thinking about prayer while waiting for a post.

I never know how long to pray about things.  I’m often not sure exactly how to pray.

The other day, Hope and Nancy and I were talking about this question, about what to pray for in a particular health situation. Hope and some of her friends had been discussing it at great length.

I laughed. “Imagine you and Andrew having a conversation about how to ask me for something. You spend a long time talking about how much to ask for, about what the best approach might be. Why wouldn’t you just ask me? And in our conversation we can talk about the best way to ask.”

Discussions of the right way to pray only make sense if God can’t hear us talking. They only make sense if somehow, we can trick God into doing something for us if we can ask in exactly the right way. They only make sense if there is a penalty for asking the wrong way, for asking too much.

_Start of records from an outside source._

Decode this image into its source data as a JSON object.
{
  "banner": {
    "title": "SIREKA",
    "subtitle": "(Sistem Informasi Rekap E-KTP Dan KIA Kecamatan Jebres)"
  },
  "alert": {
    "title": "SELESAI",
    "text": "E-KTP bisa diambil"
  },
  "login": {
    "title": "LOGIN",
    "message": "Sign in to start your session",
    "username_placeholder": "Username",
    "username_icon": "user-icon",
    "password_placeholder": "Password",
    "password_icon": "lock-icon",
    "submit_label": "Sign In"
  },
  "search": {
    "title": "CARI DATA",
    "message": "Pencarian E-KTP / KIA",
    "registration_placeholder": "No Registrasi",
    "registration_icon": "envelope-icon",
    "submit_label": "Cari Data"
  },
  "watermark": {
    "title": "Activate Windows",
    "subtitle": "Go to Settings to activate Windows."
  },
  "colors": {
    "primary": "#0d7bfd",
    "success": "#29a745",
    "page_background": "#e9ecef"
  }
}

When Hope and Andrew and Allie ask me for something, they don’t have to be afraid of saying the wrong thing. They may not get what they want, but they have my attention, and my interest, and my heart.  Andrew, for example, just asked for feedback on something he had written. I gave him suggestions on how to change it. It involved more work on his part. But that’s part of the conversation.

I understand disappointment. I’ve asked for healing when the result was death. I’ve asked for restoration when the result was disintegration. And I’ve watched others ask for rescue when the result was destruction. I don’t think that the problem was in the approach, in asking for the wrong thing or asking the wrong way. But I’ll keep asking and listening, until I know.

A different way to talk with God

God loves to hear us, like any good father. We’ve often heard it said that the model for how to talk with God is The Lord’s Prayer. In Matthew 6:9-13, Jesus taught his closest followers to pray. That way of praying is a good guide to use, most of the time. But David often prayed in a very different way. And God said David was a man after His own heart.

The book of Psalms is a collection of prayers and songs. David wrote many of them. He consistently starts by crying to God about the trouble he’s in:

  • Being chased by someone who wants to kill you? That’s pretty serious. In the midst of that ordeal, David complained to God.
  • Sleeping with a woman and then arranging for her husband to be killed? Not a light matter. Afterwards, David confessed his actions to God and asked to be made clean.
  • Hearing person after person say untrue things about you? It’s hard for anyone to keep quiet about that. David brought that to God.
  • Watching the nation you lead being conquered by other nations? That would challenge anyone’s feeling of self-worth. David gave God all the details.
  • Spending the night crying till there are no more tears left? David was there. And he told God about it.

After David is done crying out to God, he recognizes who God is and then praises Him for the ways He is great. David doesn’t do that before complaining first. When a child is crying because she stubbed her toe, her dad doesn’t expect her to tell how awesome a father he is before he comforts her. It is OK to cry to God first. After you finish telling Him all about it, He wants you to stay long enough to recognize who He really is.

(Paul Merrill writes here every First Friday.)

Can I take that toilet paper?

“Can I take some of that toilet paper,” my friend said, “or do I need to go buy some?”

That was the request when I walked in our outer office. My friend needed several rolls of toilet paper for a children’s activity. Perfectly appropriate need. A black garbage bag with rolls of toilet paper, paper towel, and napkins was sitting by one of the desks. Perfectly appropriate resource.

But I didn’t know how to answer. The bag of toilet paper that she was looking at was for someone else. But there was no need for her to go buy some. I knew where there was a box with four times as much as she needed. For no cost to her.

All that processing of options took me a few seconds, during which I was silent. I think I appeared baffled. Finally, I said, “You need 8 rolls of toilet paper.”

“Yes.”

I knew how to answer that request.

“I’ll be right back.”

I went upstairs. I went to the closet. I filled a bag with toilet paper. I took it to my friend.

Taking it from the bag in the office would have been quicker, but that wasn’t really available. Buying more would have allowed her to act without inconveniencing anyone, but it would have inconvenienced her and it would have cost more than the paper we can get.

I needed to separate the need she had from the solutions she offered. Once the need was clear, the best solution could come.

I suppose this could be a lesson about teamwork and collaboration. But for me it’s a lesson about prayer. Too often I tell God the solution, and wonder why I don’t get my way. When I let him know the need and wait, solutions I never imagined appear.